Leading up to New Year’s Eve, there was much ado about nothing the January 1st deadline for striking a deal on the fiscal cliff. Congress, dysfunctional and frequently misguided though they are, knew better. Yes, the economic consequences were going to be dire in the long run had a deal not been hammered out, but to hear the media talk about it, one would have thought that U.S. GDP would have been immediately decimated. In reality, the projections being passed around as disaster porn would have played out over the course of a year or longer, and Congress knew it. No, January 1st didn’t matter, and neither did those projections. Congress just needed to pass a deal prior to the markets opening today in order to prevent a -3% or greater risk off drop that would have backed them into a corner where political capital losses would have been even more steep. Fortunately for them, as the Washington Post reports, a deal was finally struck in the 11th hour:
Congress approved a plan to end Washington’s long drama over the “fiscal cliff” late Tuesday after House Republicans surrendered to President Obama’s demand to let taxes rise on the nation’s richest households.
The House voted 257 to 167 to send the measure to Obama for his signature; the vote came less than 24 hours after the Senate overwhelmingly approved the legislation.
Good news to be sure, and the markets are breathing a sigh of relief:
Source: Finviz.com. Disclaimer: past performance is not necessarily indicative of future results.
So what did this magical deal look like? The Washington Post continued (emphasis ours):

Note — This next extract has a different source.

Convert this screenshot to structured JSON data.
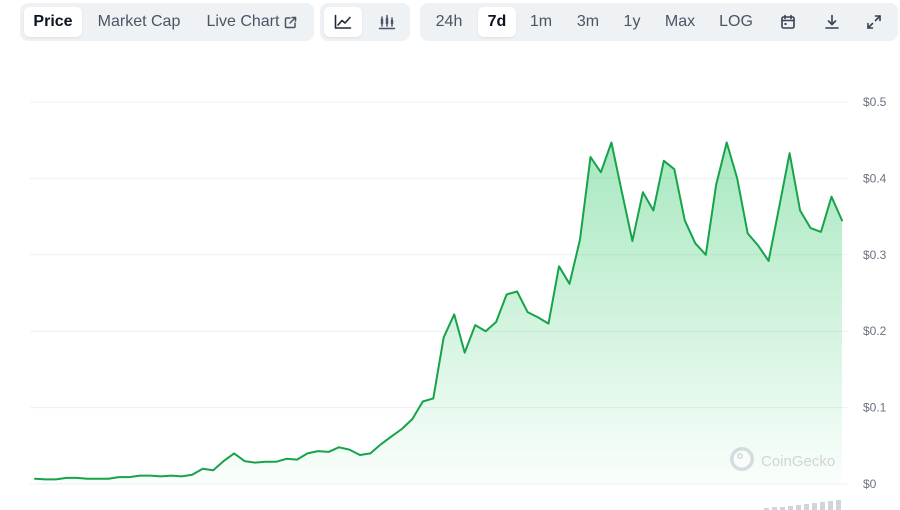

The bill will indeed shield millions of middle-class taxpayers from tax increases set to take effect this month. But it also will let rates rise on wages and investment profits for households pulling in more than $450,000 a year, marking the first time in more than two decades that a broad tax increase has been approved with GOP support.
The measure also will keep benefits flowing to 2 million unemployed workers on the verge of losing their federal checks. And it will delay for two months automatic cuts to the Pentagon and other agencies that had been set to take effect Wednesday.
In other words, the bill was, in many ways, a cop-out. Decisions were not made on the bigger issues; they were deferred. Discontent on the hill over the way negotiations played out is incredibly high. While the 113th Congress will tackle the delayed issues, much of the Congressional leadership will remain in place, and they’re in no mood to play nice. As Politico reported:
House Speaker John Boehner couldn’t hold back when he spotted Senate Majority Leader Harry Reid in the White House lobby last Friday.
It was only a few days before the nation would go over the fiscal cliff, no bipartisan agreement was in sight, and Reid had just publicly accused Boehner of running a “dictatorship” in the House and caring more about holding onto his gavel than striking a deal.
“Go f— yourself,” Boehner sniped as he pointed his finger at Reid, according to multiple sources present.
Reid, a bit startled, replied: “What are you talking about?”
Boehner repeated: “Go f— yourself.”
The harsh exchange just a few steps from the Oval Office — which Boehner later bragged about to fellow Republicans — was only one episode in nearly two months of high-stakes negotiations laced with distrust, miscommunication, false starts and yelling matches as Washington struggled to ward off $500 billion in tax hikes and spending cuts.
Happy new year? We’ll have to wait and see. Hopefully tempers won’t be running so high a month or so from now… or we could be back in the exact same spot.